‘Decisions’ includes a set of visual rule designers allowing rules to be configured in different formats. The different formats are to allow rules to be designed in the same way they would be drawn on a whiteboard or typed in an email.
The structure of rules is easily built and read and understood by the business and the technical people within an organization.
Rules can be used in a number of different ways. These include:
Rules take in data elements and produce a result. The data elements fed to a rule can be either simple values (like text or numbers) or complex data (like a policy, a medical record or person).
Rules evaluation can be one of the following types.
Rules are commonly thought to make decisions – True/False. However… rules can be built to return data values – either simple decisions (logical result) or any other data type or data value. For instance, a rule could return a percentage of a loan or validation issues after evaluating a data structure.

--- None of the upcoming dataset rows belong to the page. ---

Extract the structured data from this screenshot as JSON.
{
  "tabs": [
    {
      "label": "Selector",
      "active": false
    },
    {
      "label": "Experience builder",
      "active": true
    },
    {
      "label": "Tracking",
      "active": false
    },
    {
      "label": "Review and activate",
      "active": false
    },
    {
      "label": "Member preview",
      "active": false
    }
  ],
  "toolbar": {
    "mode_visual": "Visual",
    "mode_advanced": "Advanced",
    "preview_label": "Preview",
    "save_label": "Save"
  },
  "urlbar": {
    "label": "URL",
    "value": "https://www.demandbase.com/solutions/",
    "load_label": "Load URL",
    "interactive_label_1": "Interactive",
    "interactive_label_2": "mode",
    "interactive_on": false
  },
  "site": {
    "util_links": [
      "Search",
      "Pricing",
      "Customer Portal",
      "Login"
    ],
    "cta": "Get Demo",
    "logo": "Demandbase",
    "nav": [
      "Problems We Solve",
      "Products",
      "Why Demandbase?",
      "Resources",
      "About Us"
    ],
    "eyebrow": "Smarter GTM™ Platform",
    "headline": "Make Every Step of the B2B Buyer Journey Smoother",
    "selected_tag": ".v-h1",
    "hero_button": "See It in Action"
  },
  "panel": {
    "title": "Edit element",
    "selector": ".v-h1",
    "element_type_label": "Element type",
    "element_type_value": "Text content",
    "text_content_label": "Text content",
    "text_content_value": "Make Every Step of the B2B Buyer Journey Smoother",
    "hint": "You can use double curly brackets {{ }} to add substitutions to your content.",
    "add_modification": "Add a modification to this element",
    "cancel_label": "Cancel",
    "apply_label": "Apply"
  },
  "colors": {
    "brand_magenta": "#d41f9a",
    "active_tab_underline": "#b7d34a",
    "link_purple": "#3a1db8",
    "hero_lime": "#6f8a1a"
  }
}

Rules can also be used to trigger actions. Actions (using the flow designer) can be triggered by either a true or false evaluation of a rule. For instance, when a rule evaluates a true, you could send an email or even write a value to a database. When combined with workflow.com – user interactions and assignments can be automated.
Rules need to be called by an application or a workflow in order to run. These applications will generally use the result of the rule as a guide to performing additional functionality. There are a number of different mechanisms where rules can be accessed by application functionality.
Any rule can be called using a SOAP or REST (XML or JSON) service interface. This can be done through a generic rule execution service or a specific service endpoint can be generated for each rule or rule set. Each rule has an integration page that shows all of the different service interface options and provides sample data structures and/or code for the integration.
Rules can also be triggered by configuring rules to be run as a result of a message across an infrastructure like RabbitMQ, MSMQ or IBM MQ Series. High performance or high throughput environments often benefit from a messaging infrastructure for guaranteed message deliveries with retries, load distribution, and work prioritization.
Rules can be run on a schedule – where data is looked up in a database, FTP server, email inbox, or another mechanism. This data can then be processed through a rule or a ruleset triggering actions or having results passed out to other systems or databases.
Large batches of data can be fed into a rule engine by flows. These flows can also handle the result of the rules execution. ‘Decisions’ has the management of both flat files (csv, excel) or structured files (json/XML) as well as stored data prebuilt.